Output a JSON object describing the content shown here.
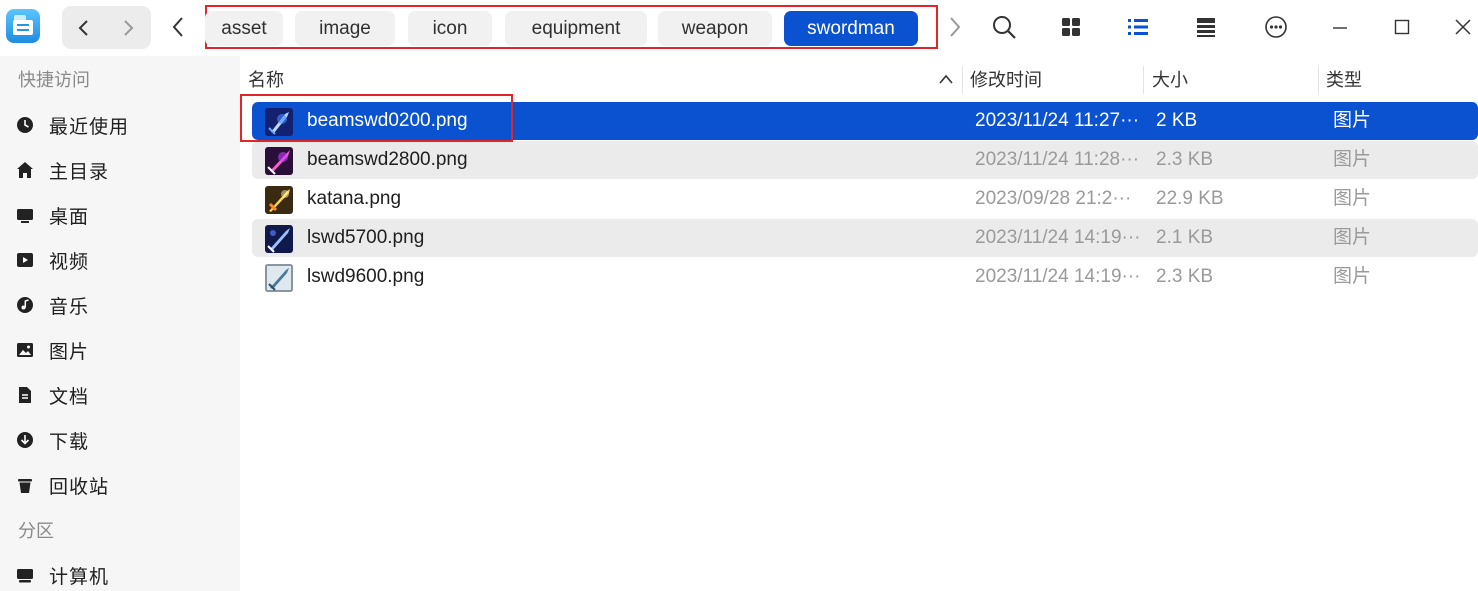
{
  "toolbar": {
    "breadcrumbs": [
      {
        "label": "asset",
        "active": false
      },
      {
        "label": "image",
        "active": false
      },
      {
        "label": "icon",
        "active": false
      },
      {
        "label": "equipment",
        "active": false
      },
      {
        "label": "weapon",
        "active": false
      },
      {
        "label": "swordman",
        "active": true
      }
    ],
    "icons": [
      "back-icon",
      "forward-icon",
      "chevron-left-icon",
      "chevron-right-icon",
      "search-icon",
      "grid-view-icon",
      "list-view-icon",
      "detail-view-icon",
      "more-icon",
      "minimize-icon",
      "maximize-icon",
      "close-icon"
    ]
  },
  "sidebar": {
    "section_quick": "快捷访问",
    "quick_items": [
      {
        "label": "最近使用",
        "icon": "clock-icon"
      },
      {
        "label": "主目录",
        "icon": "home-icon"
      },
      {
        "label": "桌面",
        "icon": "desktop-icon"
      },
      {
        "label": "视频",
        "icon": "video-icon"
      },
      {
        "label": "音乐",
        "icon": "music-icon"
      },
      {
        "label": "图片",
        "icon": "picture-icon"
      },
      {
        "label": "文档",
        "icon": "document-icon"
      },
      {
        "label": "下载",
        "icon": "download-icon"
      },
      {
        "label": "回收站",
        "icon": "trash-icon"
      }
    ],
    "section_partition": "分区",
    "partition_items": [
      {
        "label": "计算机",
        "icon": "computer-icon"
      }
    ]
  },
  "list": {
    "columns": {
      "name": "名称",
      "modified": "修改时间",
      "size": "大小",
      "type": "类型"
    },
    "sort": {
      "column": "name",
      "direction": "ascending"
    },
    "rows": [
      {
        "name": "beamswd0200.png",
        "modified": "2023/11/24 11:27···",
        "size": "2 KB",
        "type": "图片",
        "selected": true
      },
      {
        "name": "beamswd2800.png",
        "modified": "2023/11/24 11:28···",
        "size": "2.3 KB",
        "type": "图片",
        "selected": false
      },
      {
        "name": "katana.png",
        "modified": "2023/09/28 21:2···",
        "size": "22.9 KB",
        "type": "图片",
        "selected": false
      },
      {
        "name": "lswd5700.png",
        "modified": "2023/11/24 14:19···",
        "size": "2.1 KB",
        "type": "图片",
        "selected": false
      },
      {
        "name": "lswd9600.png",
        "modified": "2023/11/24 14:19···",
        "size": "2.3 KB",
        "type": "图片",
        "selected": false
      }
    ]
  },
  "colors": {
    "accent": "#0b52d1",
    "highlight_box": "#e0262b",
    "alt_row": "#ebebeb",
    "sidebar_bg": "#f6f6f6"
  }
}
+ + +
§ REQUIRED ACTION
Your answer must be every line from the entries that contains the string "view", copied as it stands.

§ TASK OUTPUT
      "grid-view-icon",
      "list-view-icon",
      "detail-view-icon",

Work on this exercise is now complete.